This is the time of year when we especially focus on gratitude. As we prepare for Thanksgiving holidays this week, it’s an ideal time to draw our attention inward. It’s been a heck of year for most of us. Our national conversations, global and national tragedies, intensive weather and natural events have captured our attention, our hearts and our psyches.
As leaders, we need a powerful antidote. Sometimes the “non-doing” alternative is preferable to attempting to do more. “Non-doing” doesn’t mean that we don’t act. It means that we allow. We quiet ourselves into still reflection. We draw inwards. In spite of the stress and strains we are under, the health challenges we have personally had or are supporting others through, the one thing we can do is focus on what we are truly grateful for.

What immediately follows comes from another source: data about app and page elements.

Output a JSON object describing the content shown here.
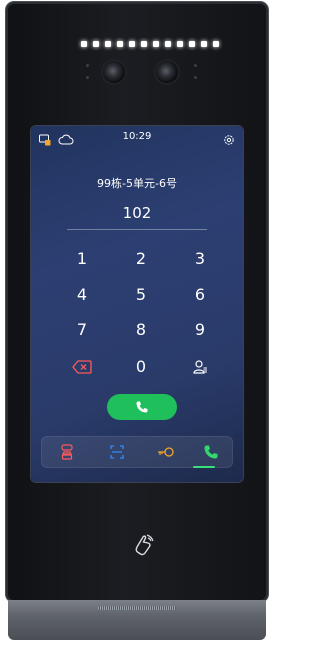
{
  "status_bar": {
    "time": "10:29",
    "left_icons": [
      "doorbell-monitor-icon",
      "cloud-icon"
    ],
    "right_icon": "settings-icon"
  },
  "address": {
    "label": "99栋-5单元-6号"
  },
  "input": {
    "value": "102"
  },
  "keypad": {
    "keys": [
      "1",
      "2",
      "3",
      "4",
      "5",
      "6",
      "7",
      "8",
      "9",
      "0"
    ],
    "delete_icon": "backspace-icon",
    "contacts_icon": "contacts-icon",
    "call_icon": "phone-call-icon"
  },
  "bottom_bar": {
    "items": [
      {
        "icon": "face-id-icon",
        "color": "#ff5a5a"
      },
      {
        "icon": "qr-scan-icon",
        "color": "#2f8cff"
      },
      {
        "icon": "key-icon",
        "color": "#f2a72b"
      },
      {
        "icon": "phone-icon",
        "color": "#30d86f"
      }
    ]
  },
  "colors": {
    "screen_bg": "#26386a",
    "call_green": "#1fbf5b",
    "delete_red": "#ff5a5a"
  }
}
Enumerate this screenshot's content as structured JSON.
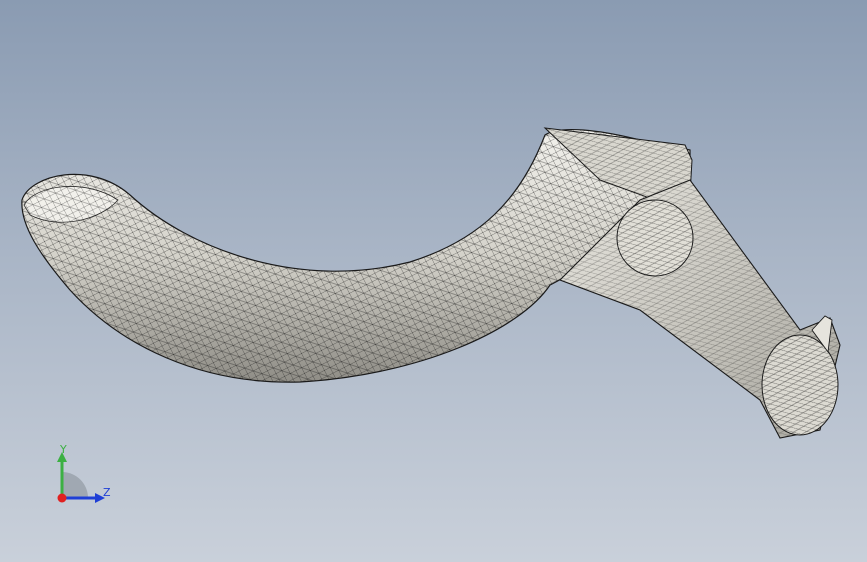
{
  "viewport": {
    "background_top": "#8a9bb2",
    "background_bottom": "#c9d0da"
  },
  "model": {
    "surface_color": "#cfcdc5",
    "edge_color": "#1a1a1a",
    "display_mode": "shaded-with-mesh-edges"
  },
  "triad": {
    "y_label": "Y",
    "z_label": "Z",
    "y_color": "#3cb043",
    "z_color": "#1f3fd6",
    "x_color": "#e02020"
  }
}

These past few weeks I have been tested in new ways in my own life. I’ve used these challenges as a vehicle for exploring “what am I grateful for today?” When I explore this question, I can usually fill a page with specifics. And the next day another page, and then another. When the pages are full of “captured gratitudes,” I realize that although I am not necessarily “happy” with all that I’m experiencing, what I am grateful for far exceeds my discomfort. This balm is healing for my soul.
As you prepare to gather around your Thanksgiving table this week, whether it be with family of origin or family of choice, here’s a suggestion from my own life. I am truly grateful to be part of an extended family that contains three generations. For many years, and up until last Thanksgiving, I had both my parents alive, with all seven of their grandchildren. I realized what an incredibly powerful opportunity this was for the younger generations to listen, learn, and also share gratitude with their aunts, uncles, parents and grandparents.
Some years ago, I began asking the youngest at the table to share the one thing they were most grateful for in the last year. We continue one by one, in reverse chronological order, and this year, we will end with my 90-year old mother. In the past, this sharing felt a bit awkward to begin, but once everyone got going it deepened our appreciation of one another in ways we could not have done with “chit-chat.”